> _The input_:
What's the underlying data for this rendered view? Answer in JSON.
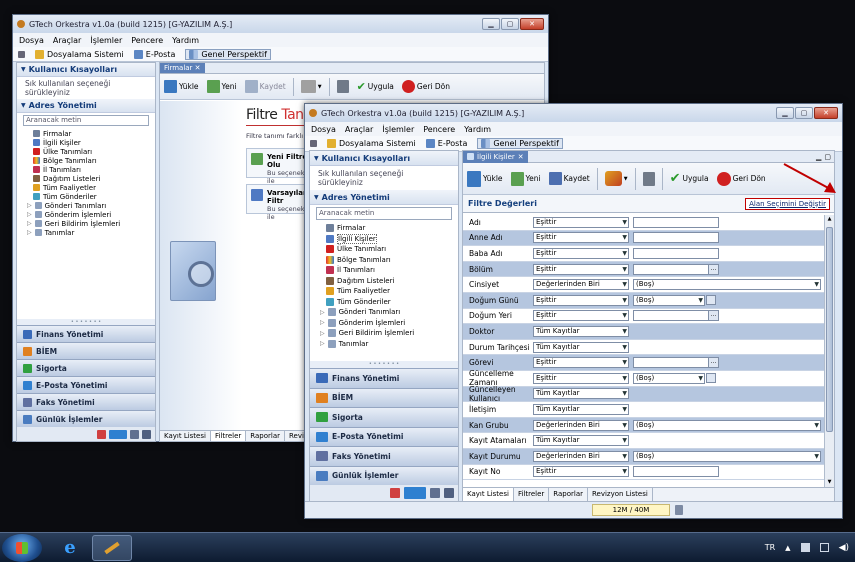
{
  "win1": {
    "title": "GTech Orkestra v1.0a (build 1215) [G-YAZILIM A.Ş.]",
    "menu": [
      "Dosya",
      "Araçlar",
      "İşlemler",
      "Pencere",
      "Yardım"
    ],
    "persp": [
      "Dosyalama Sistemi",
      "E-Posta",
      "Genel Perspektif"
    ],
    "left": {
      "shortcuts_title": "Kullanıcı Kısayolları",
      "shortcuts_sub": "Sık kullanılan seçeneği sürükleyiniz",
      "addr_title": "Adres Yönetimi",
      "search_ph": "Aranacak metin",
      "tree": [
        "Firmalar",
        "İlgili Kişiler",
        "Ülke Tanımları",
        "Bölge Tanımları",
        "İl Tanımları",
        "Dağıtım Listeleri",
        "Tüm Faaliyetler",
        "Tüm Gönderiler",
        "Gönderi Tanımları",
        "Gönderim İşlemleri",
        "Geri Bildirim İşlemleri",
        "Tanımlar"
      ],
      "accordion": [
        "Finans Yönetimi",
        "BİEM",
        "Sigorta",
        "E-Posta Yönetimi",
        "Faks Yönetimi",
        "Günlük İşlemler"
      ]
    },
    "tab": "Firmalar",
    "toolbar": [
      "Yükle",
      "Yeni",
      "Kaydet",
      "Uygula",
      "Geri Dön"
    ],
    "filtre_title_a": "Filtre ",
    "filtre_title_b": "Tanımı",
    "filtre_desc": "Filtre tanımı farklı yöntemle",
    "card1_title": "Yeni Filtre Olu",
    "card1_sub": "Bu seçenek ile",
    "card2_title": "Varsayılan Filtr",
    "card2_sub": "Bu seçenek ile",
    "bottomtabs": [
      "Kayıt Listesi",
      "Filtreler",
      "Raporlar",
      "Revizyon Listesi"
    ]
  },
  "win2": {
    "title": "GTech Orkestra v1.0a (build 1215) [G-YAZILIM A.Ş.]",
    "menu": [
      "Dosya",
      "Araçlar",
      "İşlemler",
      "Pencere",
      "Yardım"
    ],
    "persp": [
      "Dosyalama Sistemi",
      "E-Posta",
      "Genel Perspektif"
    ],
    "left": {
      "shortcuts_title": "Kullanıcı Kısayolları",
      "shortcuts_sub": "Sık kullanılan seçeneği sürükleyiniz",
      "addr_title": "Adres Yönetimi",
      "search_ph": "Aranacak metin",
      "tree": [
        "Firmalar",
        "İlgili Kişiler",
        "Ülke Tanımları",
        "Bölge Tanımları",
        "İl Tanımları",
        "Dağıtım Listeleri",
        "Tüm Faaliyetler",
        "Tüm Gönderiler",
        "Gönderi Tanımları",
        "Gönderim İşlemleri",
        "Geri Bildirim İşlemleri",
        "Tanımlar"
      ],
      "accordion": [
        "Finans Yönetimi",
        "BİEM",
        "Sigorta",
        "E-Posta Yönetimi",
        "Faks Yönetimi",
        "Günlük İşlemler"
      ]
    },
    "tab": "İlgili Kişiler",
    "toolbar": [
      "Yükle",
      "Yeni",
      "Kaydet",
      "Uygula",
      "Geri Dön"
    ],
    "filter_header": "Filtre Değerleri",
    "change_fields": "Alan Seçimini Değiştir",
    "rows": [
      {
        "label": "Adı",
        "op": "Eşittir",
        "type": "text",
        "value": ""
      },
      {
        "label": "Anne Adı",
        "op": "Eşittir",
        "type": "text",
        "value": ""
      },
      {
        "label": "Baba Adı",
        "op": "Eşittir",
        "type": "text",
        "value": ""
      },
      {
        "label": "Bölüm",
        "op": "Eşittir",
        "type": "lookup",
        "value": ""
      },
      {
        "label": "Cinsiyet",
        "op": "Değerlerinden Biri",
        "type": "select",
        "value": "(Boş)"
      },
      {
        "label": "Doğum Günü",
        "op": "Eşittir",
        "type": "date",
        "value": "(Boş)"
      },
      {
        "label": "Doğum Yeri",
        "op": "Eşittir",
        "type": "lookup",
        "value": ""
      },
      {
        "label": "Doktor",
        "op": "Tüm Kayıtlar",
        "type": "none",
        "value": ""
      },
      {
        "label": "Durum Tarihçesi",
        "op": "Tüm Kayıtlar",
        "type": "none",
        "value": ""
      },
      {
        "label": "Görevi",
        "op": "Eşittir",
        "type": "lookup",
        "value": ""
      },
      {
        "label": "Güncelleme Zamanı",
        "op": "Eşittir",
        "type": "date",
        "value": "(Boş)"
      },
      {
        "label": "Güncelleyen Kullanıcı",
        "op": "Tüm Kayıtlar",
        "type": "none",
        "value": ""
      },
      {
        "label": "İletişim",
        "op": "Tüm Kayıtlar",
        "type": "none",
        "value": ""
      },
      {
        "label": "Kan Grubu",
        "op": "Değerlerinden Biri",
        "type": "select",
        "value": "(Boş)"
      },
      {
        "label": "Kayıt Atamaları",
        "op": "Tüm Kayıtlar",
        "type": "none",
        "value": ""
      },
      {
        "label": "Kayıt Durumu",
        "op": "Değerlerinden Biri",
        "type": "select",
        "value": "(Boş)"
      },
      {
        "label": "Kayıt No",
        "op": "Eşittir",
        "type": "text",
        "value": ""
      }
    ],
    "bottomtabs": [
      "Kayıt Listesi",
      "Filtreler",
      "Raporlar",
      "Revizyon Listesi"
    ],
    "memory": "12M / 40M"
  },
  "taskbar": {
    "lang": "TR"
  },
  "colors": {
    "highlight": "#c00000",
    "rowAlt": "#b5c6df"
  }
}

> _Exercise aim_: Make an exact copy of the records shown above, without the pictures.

> _Finished exercise_:
What's the underlying data for this rendered view? Answer in JSON.
{
  "win1": {
    "title": "GTech Orkestra v1.0a (build 1215) [G-YAZILIM A.Ş.]",
    "menu": [
      "Dosya",
      "Araçlar",
      "İşlemler",
      "Pencere",
      "Yardım"
    ],
    "persp": [
      "Dosyalama Sistemi",
      "E-Posta",
      "Genel Perspektif"
    ],
    "left": {
      "shortcuts_title": "Kullanıcı Kısayolları",
      "shortcuts_sub": "Sık kullanılan seçeneği sürükleyiniz",
      "addr_title": "Adres Yönetimi",
      "search_ph": "Aranacak metin",
      "tree": [
        "Firmalar",
        "İlgili Kişiler",
        "Ülke Tanımları",
        "Bölge Tanımları",
        "İl Tanımları",
        "Dağıtım Listeleri",
        "Tüm Faaliyetler",
        "Tüm Gönderiler",
        "Gönderi Tanımları",
        "Gönderim İşlemleri",
        "Geri Bildirim İşlemleri",
        "Tanımlar"
      ],
      "accordion": [
        "Finans Yönetimi",
        "BİEM",
        "Sigorta",
        "E-Posta Yönetimi",
        "Faks Yönetimi",
        "Günlük İşlemler"
      ]
    },
    "tab": "Firmalar",
    "toolbar": [
      "Yükle",
      "Yeni",
      "Kaydet",
      "Uygula",
      "Geri Dön"
    ],
    "filtre_title_a": "Filtre ",
    "filtre_title_b": "Tanımı",
    "filtre_desc": "Filtre tanımı farklı yöntemle",
    "card1_title": "Yeni Filtre Olu",
    "card1_sub": "Bu seçenek ile",
    "card2_title": "Varsayılan Filtr",
    "card2_sub": "Bu seçenek ile",
    "bottomtabs": [
      "Kayıt Listesi",
      "Filtreler",
      "Raporlar",
      "Revizyon Listesi"
    ]
  },
  "win2": {
    "title": "GTech Orkestra v1.0a (build 1215) [G-YAZILIM A.Ş.]",
    "menu": [
      "Dosya",
      "Araçlar",
      "İşlemler",
      "Pencere",
      "Yardım"
    ],
    "persp": [
      "Dosyalama Sistemi",
      "E-Posta",
      "Genel Perspektif"
    ],
    "left": {
      "shortcuts_title": "Kullanıcı Kısayolları",
      "shortcuts_sub": "Sık kullanılan seçeneği sürükleyiniz",
      "addr_title": "Adres Yönetimi",
      "search_ph": "Aranacak metin",
      "tree": [
        "Firmalar",
        "İlgili Kişiler",
        "Ülke Tanımları",
        "Bölge Tanımları",
        "İl Tanımları",
        "Dağıtım Listeleri",
        "Tüm Faaliyetler",
        "Tüm Gönderiler",
        "Gönderi Tanımları",
        "Gönderim İşlemleri",
        "Geri Bildirim İşlemleri",
        "Tanımlar"
      ],
      "accordion": [
        "Finans Yönetimi",
        "BİEM",
        "Sigorta",
        "E-Posta Yönetimi",
        "Faks Yönetimi",
        "Günlük İşlemler"
      ]
    },
    "tab": "İlgili Kişiler",
    "toolbar": [
      "Yükle",
      "Yeni",
      "Kaydet",
      "Uygula",
      "Geri Dön"
    ],
    "filter_header": "Filtre Değerleri",
    "change_fields": "Alan Seçimini Değiştir",
    "rows": [
      {
        "label": "Adı",
        "op": "Eşittir",
        "type": "text",
        "value": ""
      },
      {
        "label": "Anne Adı",
        "op": "Eşittir",
        "type": "text",
        "value": ""
      },
      {
        "label": "Baba Adı",
        "op": "Eşittir",
        "type": "text",
        "value": ""
      },
      {
        "label": "Bölüm",
        "op": "Eşittir",
        "type": "lookup",
        "value": ""
      },
      {
        "label": "Cinsiyet",
        "op": "Değerlerinden Biri",
        "type": "select",
        "value": "(Boş)"
      },
      {
        "label": "Doğum Günü",
        "op": "Eşittir",
        "type": "date",
        "value": "(Boş)"
      },
      {
        "label": "Doğum Yeri",
        "op": "Eşittir",
        "type": "lookup",
        "value": ""
      },
      {
        "label": "Doktor",
        "op": "Tüm Kayıtlar",
        "type": "none",
        "value": ""
      },
      {
        "label": "Durum Tarihçesi",
        "op": "Tüm Kayıtlar",
        "type": "none",
        "value": ""
      },
      {
        "label": "Görevi",
        "op": "Eşittir",
        "type": "lookup",
        "value": ""
      },
      {
        "label": "Güncelleme Zamanı",
        "op": "Eşittir",
        "type": "date",
        "value": "(Boş)"
      },
      {
        "label": "Güncelleyen Kullanıcı",
        "op": "Tüm Kayıtlar",
        "type": "none",
        "value": ""
      },
      {
        "label": "İletişim",
        "op": "Tüm Kayıtlar",
        "type": "none",
        "value": ""
      },
      {
        "label": "Kan Grubu",
        "op": "Değerlerinden Biri",
        "type": "select",
        "value": "(Boş)"
      },
      {
        "label": "Kayıt Atamaları",
        "op": "Tüm Kayıtlar",
        "type": "none",
        "value": ""
      },
      {
        "label": "Kayıt Durumu",
        "op": "Değerlerinden Biri",
        "type": "select",
        "value": "(Boş)"
      },
      {
        "label": "Kayıt No",
        "op": "Eşittir",
        "type": "text",
        "value": ""
      }
    ],
    "bottomtabs": [
      "Kayıt Listesi",
      "Filtreler",
      "Raporlar",
      "Revizyon Listesi"
    ],
    "memory": "12M / 40M"
  },
  "taskbar": {
    "lang": "TR"
  },
  "colors": {
    "highlight": "#c00000",
    "rowAlt": "#b5c6df"
  }
}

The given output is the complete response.